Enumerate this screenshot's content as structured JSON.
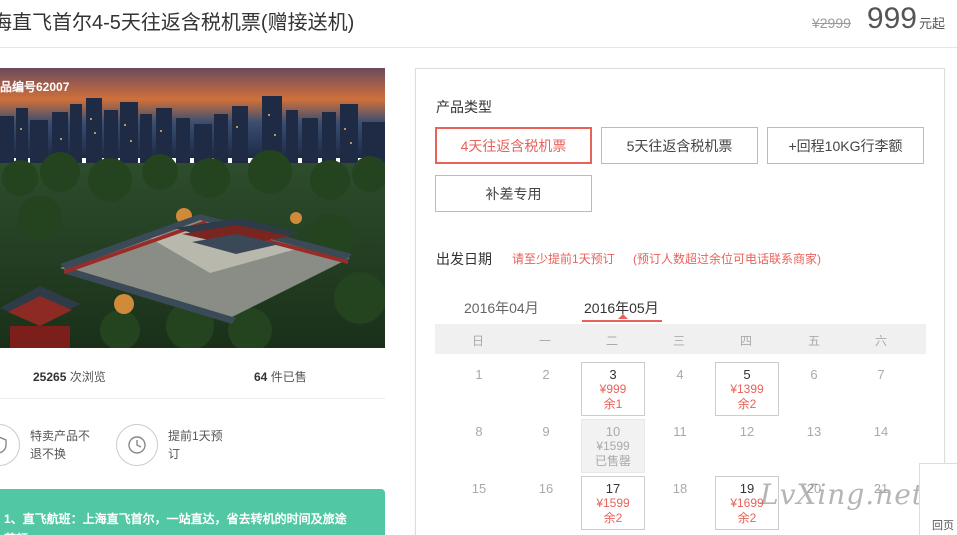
{
  "header": {
    "title": "海直飞首尔4-5天往返含税机票(赠接送机)",
    "old_price": "¥2999",
    "price": "999",
    "price_unit": "元起"
  },
  "product": {
    "id_label": "品编号62007",
    "views_count": "25265",
    "views_label": "次浏览",
    "sold_count": "64",
    "sold_label": "件已售"
  },
  "features": [
    {
      "icon": "shield-icon",
      "text": "特卖产品不退不换"
    },
    {
      "icon": "clock-icon",
      "text": "提前1天预订"
    }
  ],
  "promo": {
    "line1": "1、直飞航班：上海直飞首尔，一站直达，省去转机的时间及旅途",
    "line2": "劳顿"
  },
  "booking": {
    "type_label": "产品类型",
    "options": [
      {
        "label": "4天往返含税机票",
        "selected": true
      },
      {
        "label": "5天往返含税机票",
        "selected": false
      },
      {
        "label": "+回程10KG行李额",
        "selected": false
      },
      {
        "label": "补差专用",
        "selected": false
      }
    ],
    "date_label": "出发日期",
    "note1": "请至少提前1天预订",
    "note2": "(预订人数超过余位可电话联系商家)",
    "months": [
      "2016年04月",
      "2016年05月"
    ],
    "active_month": "2016年05月",
    "weekdays": [
      "日",
      "一",
      "二",
      "三",
      "四",
      "五",
      "六"
    ],
    "plain_days": [
      "1",
      "2",
      "4",
      "6",
      "7",
      "8",
      "9",
      "11",
      "12",
      "13",
      "14",
      "15",
      "16",
      "18",
      "20",
      "21"
    ],
    "cells": [
      {
        "day": "3",
        "price": "¥999",
        "remain": "余1",
        "sold_out": false
      },
      {
        "day": "5",
        "price": "¥1399",
        "remain": "余2",
        "sold_out": false
      },
      {
        "day": "10",
        "price": "¥1599",
        "remain": "已售罄",
        "sold_out": true
      },
      {
        "day": "17",
        "price": "¥1599",
        "remain": "余2",
        "sold_out": false
      },
      {
        "day": "19",
        "price": "¥1699",
        "remain": "余2",
        "sold_out": false
      }
    ]
  },
  "back_to_top": {
    "label": "回页"
  },
  "watermark": "LvXing.net",
  "colors": {
    "accent": "#e8625a",
    "promo_bg": "#52c7a4"
  }
}
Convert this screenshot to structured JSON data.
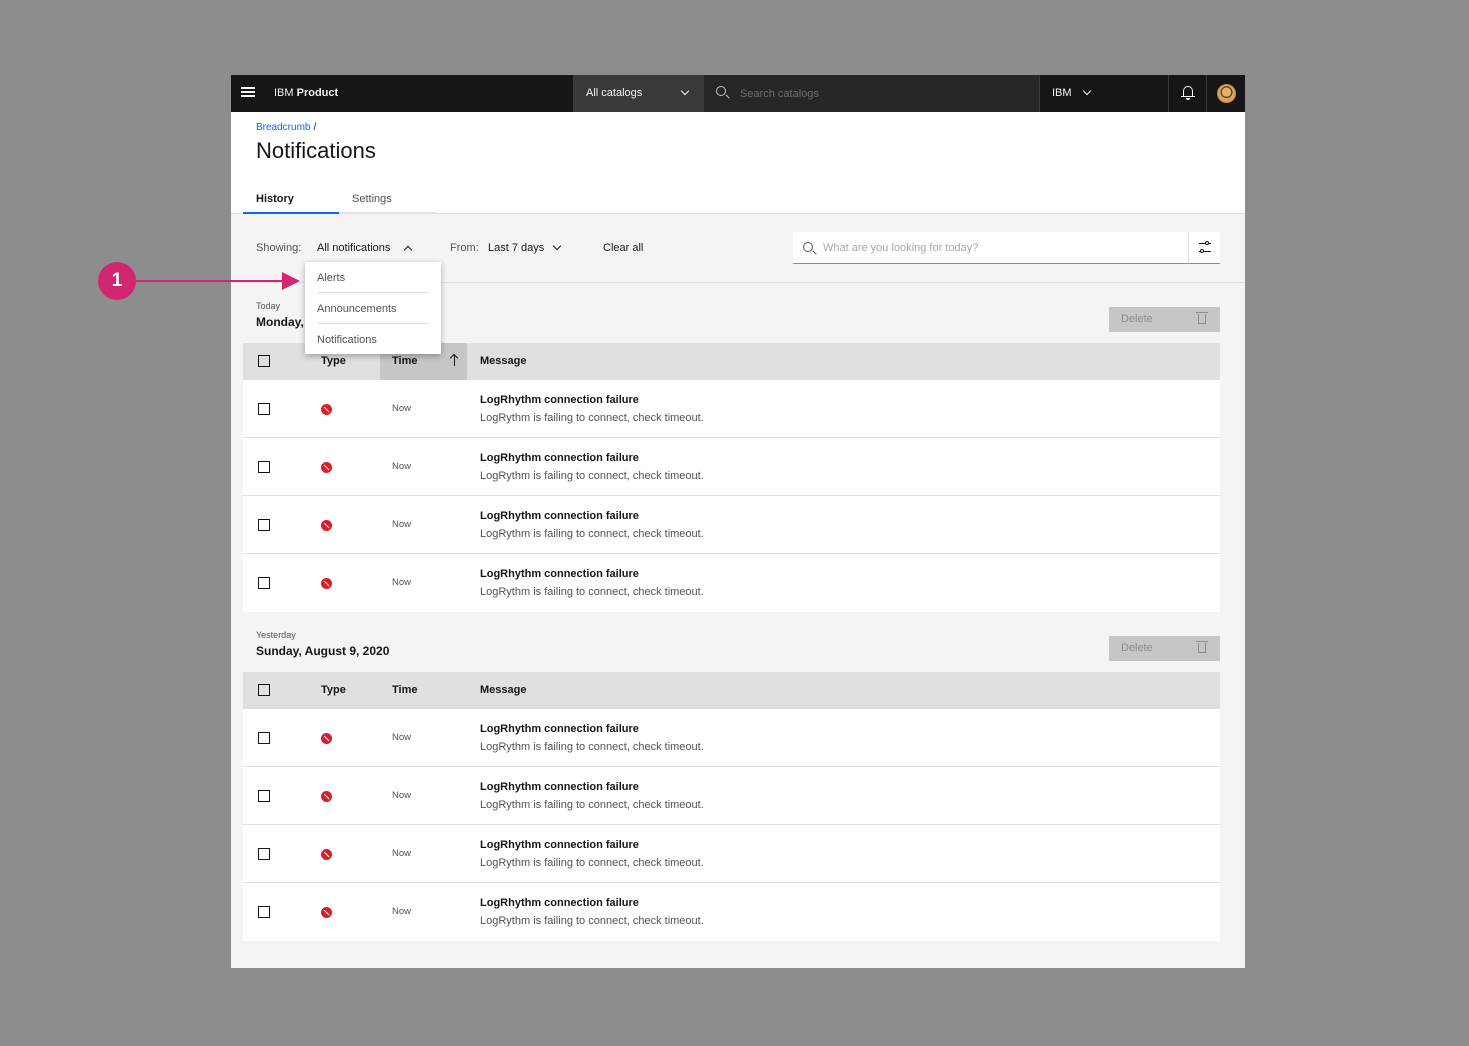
{
  "topnav": {
    "brand_prefix": "IBM",
    "brand_name": "Product",
    "catalog_dropdown": "All catalogs",
    "search_placeholder": "Search catalogs",
    "account": "IBM"
  },
  "breadcrumb": {
    "label": "Breadcrumb",
    "separator": "/"
  },
  "page_title": "Notifications",
  "tabs": [
    {
      "label": "History",
      "active": true
    },
    {
      "label": "Settings",
      "active": false
    }
  ],
  "filters": {
    "showing_label": "Showing:",
    "showing_value": "All notifications",
    "from_label": "From:",
    "from_value": "Last 7 days",
    "clear_all": "Clear all",
    "search_placeholder": "What are you looking for today?"
  },
  "showing_menu": {
    "open": true,
    "options": [
      "Alerts",
      "Announcements",
      "Notifications"
    ]
  },
  "annotation": {
    "number": "1",
    "color": "#d12771"
  },
  "columns": {
    "type": "Type",
    "time": "Time",
    "message": "Message"
  },
  "sections": [
    {
      "sub": "Today",
      "title": "Monday,",
      "delete_label": "Delete",
      "sorted_column": "Time",
      "rows": [
        {
          "time": "Now",
          "title": "LogRhythm connection failure",
          "desc": "LogRythm is failing to connect, check timeout."
        },
        {
          "time": "Now",
          "title": "LogRhythm connection failure",
          "desc": "LogRythm is failing to connect, check timeout."
        },
        {
          "time": "Now",
          "title": "LogRhythm connection failure",
          "desc": "LogRythm is failing to connect, check timeout."
        },
        {
          "time": "Now",
          "title": "LogRhythm connection failure",
          "desc": "LogRythm is failing to connect, check timeout."
        }
      ]
    },
    {
      "sub": "Yesterday",
      "title": "Sunday, August 9, 2020",
      "delete_label": "Delete",
      "rows": [
        {
          "time": "Now",
          "title": "LogRhythm connection failure",
          "desc": "LogRythm is failing to connect, check timeout."
        },
        {
          "time": "Now",
          "title": "LogRhythm connection failure",
          "desc": "LogRythm is failing to connect, check timeout."
        },
        {
          "time": "Now",
          "title": "LogRhythm connection failure",
          "desc": "LogRythm is failing to connect, check timeout."
        },
        {
          "time": "Now",
          "title": "LogRhythm connection failure",
          "desc": "LogRythm is failing to connect, check timeout."
        }
      ]
    }
  ],
  "colors": {
    "accent": "#0f62fe",
    "error": "#da1e28",
    "shell": "#161616"
  }
}
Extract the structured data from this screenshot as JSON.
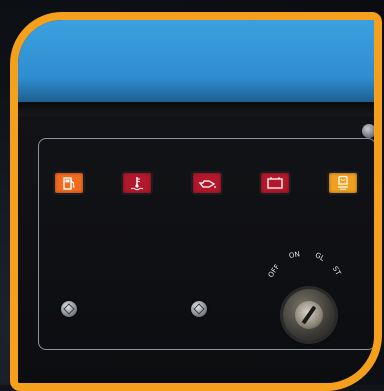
{
  "colors": {
    "frame": "#f5a01c",
    "top_band": "#3aa0e0",
    "panel_border": "#8e949c",
    "lamp_fuel": "#f26a1f",
    "lamp_coolant": "#b2182b",
    "lamp_oil": "#b2182b",
    "lamp_battery": "#b2182b",
    "lamp_glow": "#f0a01e"
  },
  "indicators": [
    {
      "name": "fuel",
      "icon": "fuel-pump-icon"
    },
    {
      "name": "coolant-temperature",
      "icon": "thermometer-icon"
    },
    {
      "name": "oil-pressure",
      "icon": "oil-can-icon"
    },
    {
      "name": "battery",
      "icon": "battery-icon"
    },
    {
      "name": "glow-plug",
      "icon": "glow-plug-icon"
    }
  ],
  "key_switch": {
    "positions": [
      "OFF",
      "ON",
      "GL",
      "ST"
    ]
  }
}
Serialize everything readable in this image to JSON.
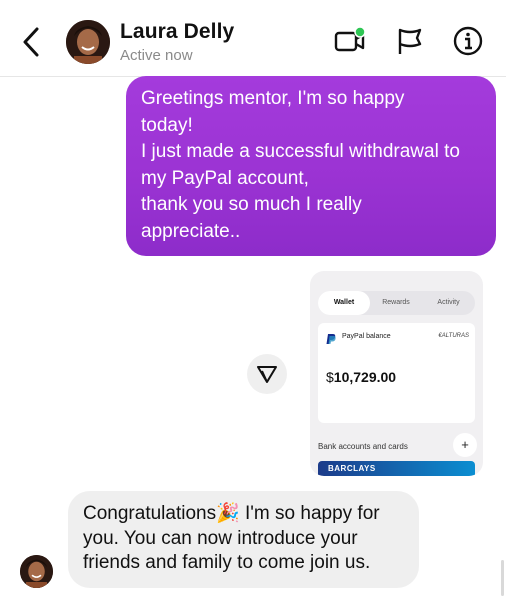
{
  "header": {
    "contact_name": "Laura Delly",
    "status": "Active now",
    "icons": [
      "back-chevron-icon",
      "video-call-icon",
      "flag-icon",
      "info-icon"
    ],
    "online_dot_color": "#2ec654"
  },
  "messages": {
    "outgoing": {
      "lines": [
        "Greetings mentor, I'm so happy",
        "today!",
        "I just made a successful withdrawal to",
        "my PayPal account,",
        "thank you so much I really",
        "appreciate.."
      ],
      "gradient_colors": [
        "#a43bdc",
        "#8d2cca"
      ]
    },
    "attachment": {
      "tabs": [
        "Wallet",
        "Rewards",
        "Activity"
      ],
      "active_tab": "Wallet",
      "paypal_label": "PayPal balance",
      "card_right_text": "€ALTURAS",
      "balance_currency": "$",
      "balance_amount": "10,729.00",
      "banks_label": "Bank accounts and cards",
      "add_symbol": "+",
      "bank_name": "BARCLAYS"
    },
    "incoming": {
      "lines": [
        "Congratulations🎉 I'm so happy for",
        "you. You can now introduce your",
        "friends and family to come join us."
      ]
    }
  }
}
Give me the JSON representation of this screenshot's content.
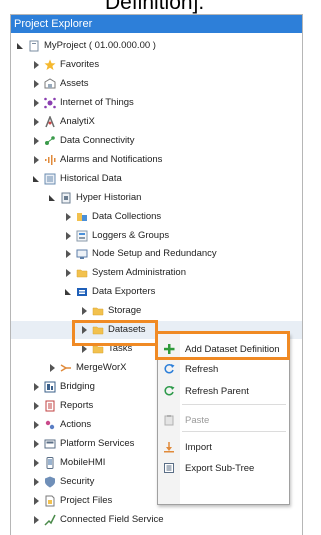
{
  "caption": "Definition].",
  "panel": {
    "title": "Project Explorer"
  },
  "tree": [
    {
      "label": "MyProject ( 01.00.000.00 )",
      "level": 0,
      "state": "expanded",
      "icon": "project-icon"
    },
    {
      "label": "Favorites",
      "level": 1,
      "state": "collapsed",
      "icon": "star-icon"
    },
    {
      "label": "Assets",
      "level": 1,
      "state": "collapsed",
      "icon": "assets-icon"
    },
    {
      "label": "Internet of Things",
      "level": 1,
      "state": "collapsed",
      "icon": "iot-icon"
    },
    {
      "label": "AnalytiX",
      "level": 1,
      "state": "collapsed",
      "icon": "analytix-icon"
    },
    {
      "label": "Data Connectivity",
      "level": 1,
      "state": "collapsed",
      "icon": "connectivity-icon"
    },
    {
      "label": "Alarms and Notifications",
      "level": 1,
      "state": "collapsed",
      "icon": "alarm-icon"
    },
    {
      "label": "Historical Data",
      "level": 1,
      "state": "expanded",
      "icon": "historical-data-icon"
    },
    {
      "label": "Hyper Historian",
      "level": 2,
      "state": "expanded",
      "icon": "historian-icon"
    },
    {
      "label": "Data Collections",
      "level": 3,
      "state": "collapsed",
      "icon": "data-collections-icon"
    },
    {
      "label": "Loggers & Groups",
      "level": 3,
      "state": "collapsed",
      "icon": "loggers-icon"
    },
    {
      "label": "Node Setup and Redundancy",
      "level": 3,
      "state": "collapsed",
      "icon": "node-setup-icon"
    },
    {
      "label": "System Administration",
      "level": 3,
      "state": "collapsed",
      "icon": "folder-icon"
    },
    {
      "label": "Data Exporters",
      "level": 3,
      "state": "expanded",
      "icon": "data-exporters-icon"
    },
    {
      "label": "Storage",
      "level": 4,
      "state": "collapsed",
      "icon": "folder-icon"
    },
    {
      "label": "Datasets",
      "level": 4,
      "state": "collapsed",
      "icon": "folder-icon"
    },
    {
      "label": "Tasks",
      "level": 4,
      "state": "collapsed",
      "icon": "folder-icon"
    },
    {
      "label": "MergeWorX",
      "level": 2,
      "state": "collapsed",
      "icon": "mergeworx-icon"
    },
    {
      "label": "Bridging",
      "level": 1,
      "state": "collapsed",
      "icon": "bridging-icon"
    },
    {
      "label": "Reports",
      "level": 1,
      "state": "collapsed",
      "icon": "reports-icon"
    },
    {
      "label": "Actions",
      "level": 1,
      "state": "collapsed",
      "icon": "actions-icon"
    },
    {
      "label": "Platform Services",
      "level": 1,
      "state": "collapsed",
      "icon": "platform-icon"
    },
    {
      "label": "MobileHMI",
      "level": 1,
      "state": "collapsed",
      "icon": "mobile-icon"
    },
    {
      "label": "Security",
      "level": 1,
      "state": "collapsed",
      "icon": "security-icon"
    },
    {
      "label": "Project Files",
      "level": 1,
      "state": "collapsed",
      "icon": "project-files-icon"
    },
    {
      "label": "Connected Field Service",
      "level": 1,
      "state": "collapsed",
      "icon": "field-service-icon"
    }
  ],
  "context_menu": {
    "items": [
      {
        "label": "Add Dataset Definition",
        "icon": "add-icon",
        "disabled": false
      },
      {
        "label": "Refresh",
        "icon": "refresh-icon",
        "disabled": false
      },
      {
        "label": "Refresh Parent",
        "icon": "refresh-parent-icon",
        "disabled": false
      },
      {
        "label": "Paste",
        "icon": "paste-icon",
        "disabled": true
      },
      {
        "label": "Import",
        "icon": "import-icon",
        "disabled": false
      },
      {
        "label": "Export Sub-Tree",
        "icon": "export-icon",
        "disabled": false
      }
    ]
  },
  "colors": {
    "accent": "#2d7fd9",
    "highlight": "#f08a24",
    "folder": "#f2c14e"
  }
}
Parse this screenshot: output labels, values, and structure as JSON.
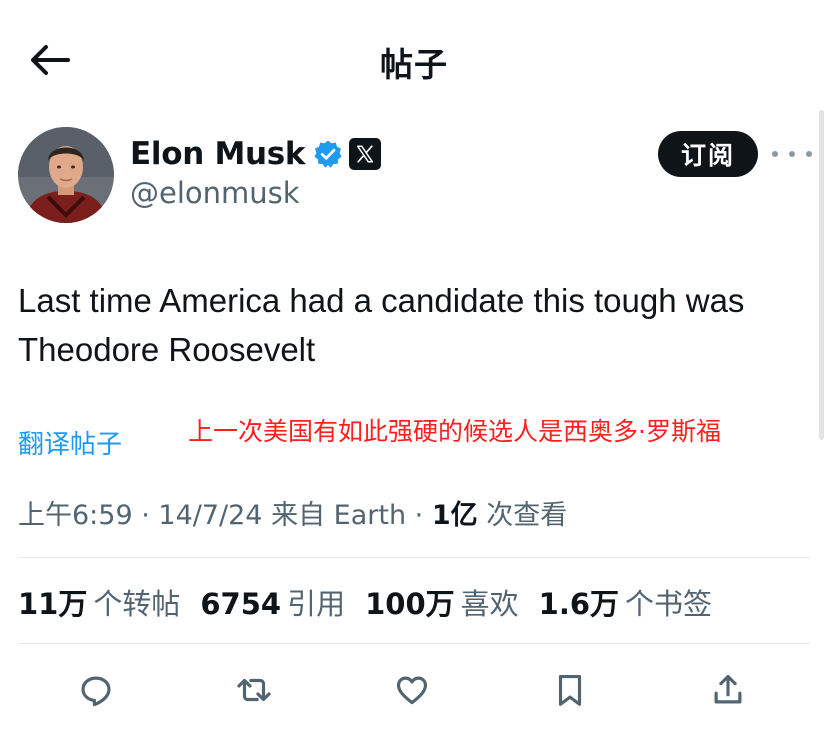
{
  "header": {
    "title": "帖子"
  },
  "author": {
    "name": "Elon Musk",
    "handle": "@elonmusk"
  },
  "subscribe_label": "订阅",
  "tweet": {
    "text": "Last time America had a candidate this tough was Theodore Roosevelt"
  },
  "translate_label": "翻译帖子",
  "annotation": "上一次美国有如此强硬的候选人是西奥多·罗斯福",
  "meta": {
    "time": "上午6:59",
    "sep1": " · ",
    "date": "14/7/24",
    "source": " 来自 Earth",
    "sep2": " · ",
    "views_count": "1亿",
    "views_label": " 次查看"
  },
  "stats": [
    {
      "value": "11万",
      "label": "个转帖"
    },
    {
      "value": "6754",
      "label": "引用"
    },
    {
      "value": "100万",
      "label": "喜欢"
    },
    {
      "value": "1.6万",
      "label": "个书签"
    }
  ],
  "icons": {
    "back": "arrow-left-icon",
    "verified": "verified-badge-icon",
    "affiliate": "x-logo-icon",
    "more": "more-horizontal-icon",
    "reply": "reply-icon",
    "repost": "repost-icon",
    "like": "heart-icon",
    "bookmark": "bookmark-icon",
    "share": "share-icon"
  },
  "colors": {
    "text": "#0f1419",
    "secondary": "#536471",
    "link": "#1d9bf0",
    "verified": "#1d9bf0",
    "annotation": "#ff1f1f",
    "button_bg": "#0f1419"
  }
}
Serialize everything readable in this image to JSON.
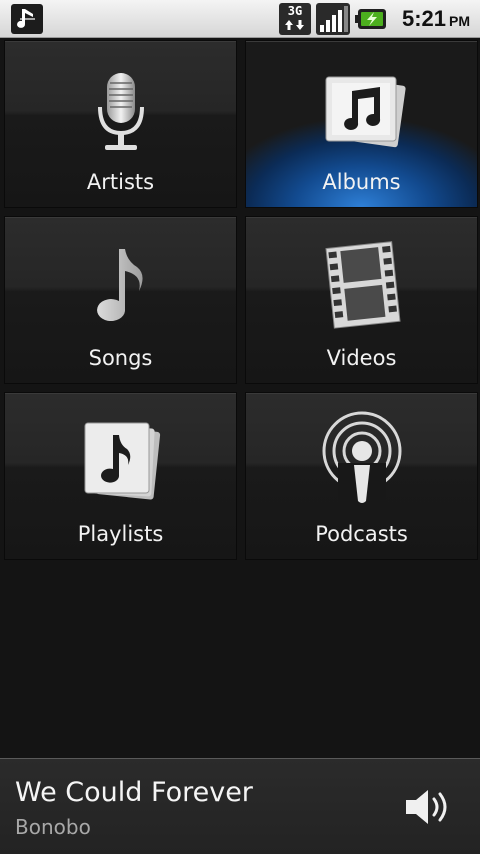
{
  "status_bar": {
    "network_type": "3G",
    "time": "5:21",
    "ampm": "PM"
  },
  "tiles": [
    {
      "label": "Artists",
      "icon": "microphone-icon"
    },
    {
      "label": "Albums",
      "icon": "album-icon",
      "selected": true
    },
    {
      "label": "Songs",
      "icon": "music-note-icon"
    },
    {
      "label": "Videos",
      "icon": "film-strip-icon"
    },
    {
      "label": "Playlists",
      "icon": "playlist-icon"
    },
    {
      "label": "Podcasts",
      "icon": "podcast-icon"
    }
  ],
  "now_playing": {
    "title": "We Could Forever",
    "artist": "Bonobo",
    "icon": "speaker-icon"
  },
  "colors": {
    "selected_tile": "#2e7fd6",
    "background": "#141414"
  }
}
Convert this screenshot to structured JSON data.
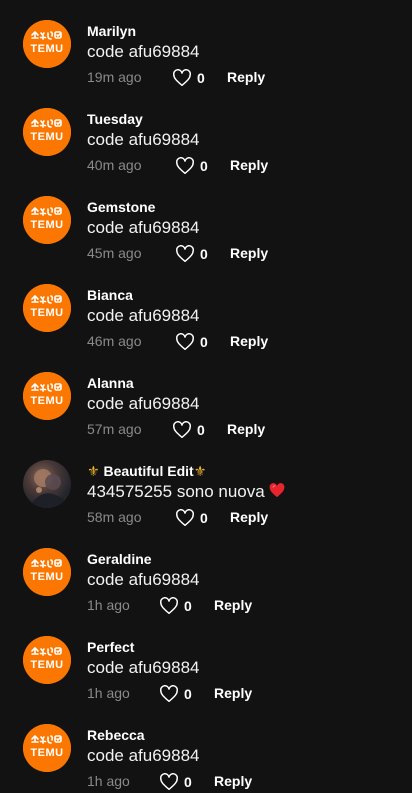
{
  "brand_color": "#fb7701",
  "avatar_logo_text": "TEMU",
  "comments": [
    {
      "username": "Marilyn",
      "text": "code afu69884",
      "time": "19m ago",
      "likes": "0",
      "reply_label": "Reply",
      "avatar": "temu-logo"
    },
    {
      "username": "Tuesday",
      "text": "code afu69884",
      "time": "40m ago",
      "likes": "0",
      "reply_label": "Reply",
      "avatar": "temu-logo"
    },
    {
      "username": "Gemstone",
      "text": "code afu69884",
      "time": "45m ago",
      "likes": "0",
      "reply_label": "Reply",
      "avatar": "temu-logo"
    },
    {
      "username": "Bianca",
      "text": "code afu69884",
      "time": "46m ago",
      "likes": "0",
      "reply_label": "Reply",
      "avatar": "temu-logo"
    },
    {
      "username": "Alanna",
      "text": "code afu69884",
      "time": "57m ago",
      "likes": "0",
      "reply_label": "Reply",
      "avatar": "temu-logo"
    },
    {
      "username": "Beautiful Edit",
      "username_prefix": "⚜",
      "username_suffix": "⚜",
      "text": "434575255 sono nuova",
      "text_emoji": "red-heart",
      "time": "58m ago",
      "likes": "0",
      "reply_label": "Reply",
      "avatar": "profile-photo"
    },
    {
      "username": "Geraldine",
      "text": "code afu69884",
      "time": "1h ago",
      "likes": "0",
      "reply_label": "Reply",
      "avatar": "temu-logo"
    },
    {
      "username": "Perfect",
      "text": "code afu69884",
      "time": "1h ago",
      "likes": "0",
      "reply_label": "Reply",
      "avatar": "temu-logo"
    },
    {
      "username": "Rebecca",
      "text": "code afu69884",
      "time": "1h ago",
      "likes": "0",
      "reply_label": "Reply",
      "avatar": "temu-logo"
    }
  ]
}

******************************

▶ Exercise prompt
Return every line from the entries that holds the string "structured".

▶ Exercise response
Enumerate this screenshot's content as structured JSON.
Convert this screenshot to structured JSON data.
Extract the structured data from this screenshot as JSON.
Convert this screenshot to structured JSON data.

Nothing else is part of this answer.